Separate names with a comma.
Discussion in 'Cleared for the Approach' started by AggieMike88, Jan 25, 2020.
It actually looks like a swirly.
"1234 X-ray, cleared for the flush!"
If this was south of the equator, does it twist the other direction?
LMAO. It would. I couldn’t remember for sure and went to the crapper and flushed it to make sure it was counter clockwise here.
This look any better?
Yes. One of many features I like about Jepp plates
Not much room for error.
Lots of room, actually. More misconceptions than facts seem to exist about that airport.
Lots more pointy rock things than we have here in central TX.
I've never seen a plate like this. Two questions:
How to plan the descent rate without precise distance info. I can see the change in altitude is about -7000', depending on which arm of the spiral is chosen, but the distance along each arm -- that looks kind of vague, I'm guessing maybe about 12 NM starting at the top of descent where they suggest an altitude, so that an angle of maybe 5.5 degrees is required on the descent, which would mean maybe -1100 fpm at 120 knots. Does it pose a problem, for planning descent rate, that they don't provide precise distances?
What's the altitude correction for cold temperatures that's mentioned in the notes?
What's missing is the plan view. There's no plan view for the Visual because the assumption is clear and probably coming in from the NW (Glenwood Springs area) which is lower in altitude. But here's the Red Table GPS approach with plan view.
Miss the mountains visually, and use the same aiming point technique you normally use on final, except aim short so you can shallow out onto the PAPIs. Idle power and full landing configuration are your friends.
I have come in over the Roaring Fork River and landed. Fun stuff...............
Don't you mean profile view?
I Just failed the instrument oral with the first question.....
1. You don't need to be that precise since you're doing it visually.
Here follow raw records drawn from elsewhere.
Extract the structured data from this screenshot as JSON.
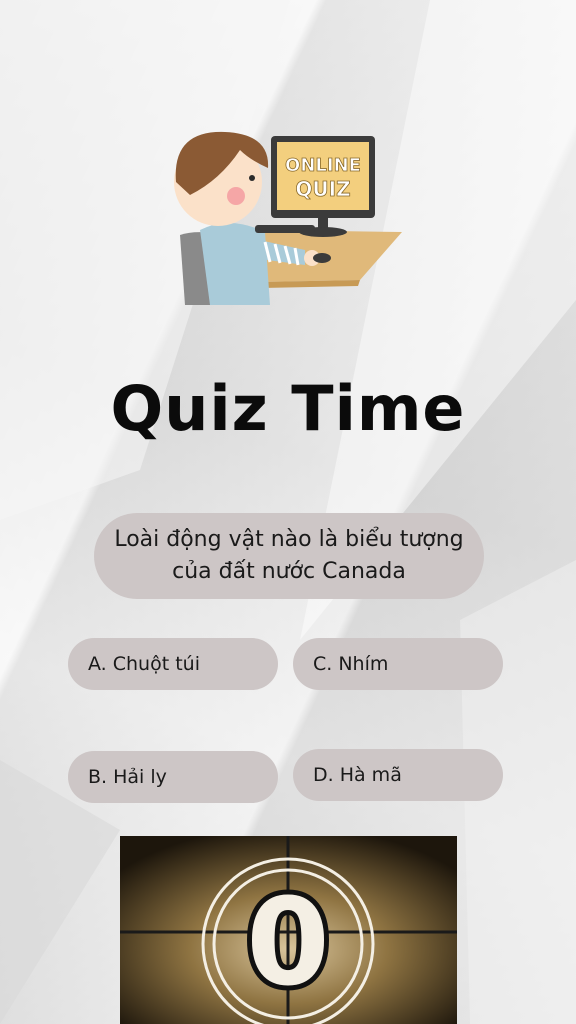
{
  "illustration": {
    "monitor_text_line1": "ONLINE",
    "monitor_text_line2": "QUIZ"
  },
  "title": "Quiz Time",
  "question": "Loài động vật nào là biểu tượng của đất nước Canada",
  "answers": [
    {
      "label": "A. Chuột túi"
    },
    {
      "label": "C. Nhím"
    },
    {
      "label": "B. Hải ly"
    },
    {
      "label": "D. Hà mã"
    }
  ],
  "countdown": {
    "number": "0"
  },
  "colors": {
    "pill": "#cdc6c6",
    "title": "#0b0b0b",
    "monitor_screen": "#f3cf7e"
  }
}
In fact the spirals are not meant to be exact tracks, just an approximation of your route when entering from various directions.
2. https://nbaa.org/wp-content/uploads...AA-Cold-Temp-Restricted-Airports-20191010.pdf Basically it means that you need to add altitude to segments of the approach due to the fact that your true altitude is lower than your indicated altitude in extreme cold conditions. "High to low, look out below."
Naw. Just means more questions.
Would have been more impressive if runway was depicted by a "turd", THEN it'd be a nice flush pattern
OTOH, they may be telling you what to expect on your vacation in this area
Once you land, don't forget to finish up with the 2-ply paperwork.
BTW...it’s a good thing @AggieMike88 ”leaned”, given the altitudes involved.
As others have pointed out, it’s visual.
Look out window. Descend. Don’t hit ****. Done.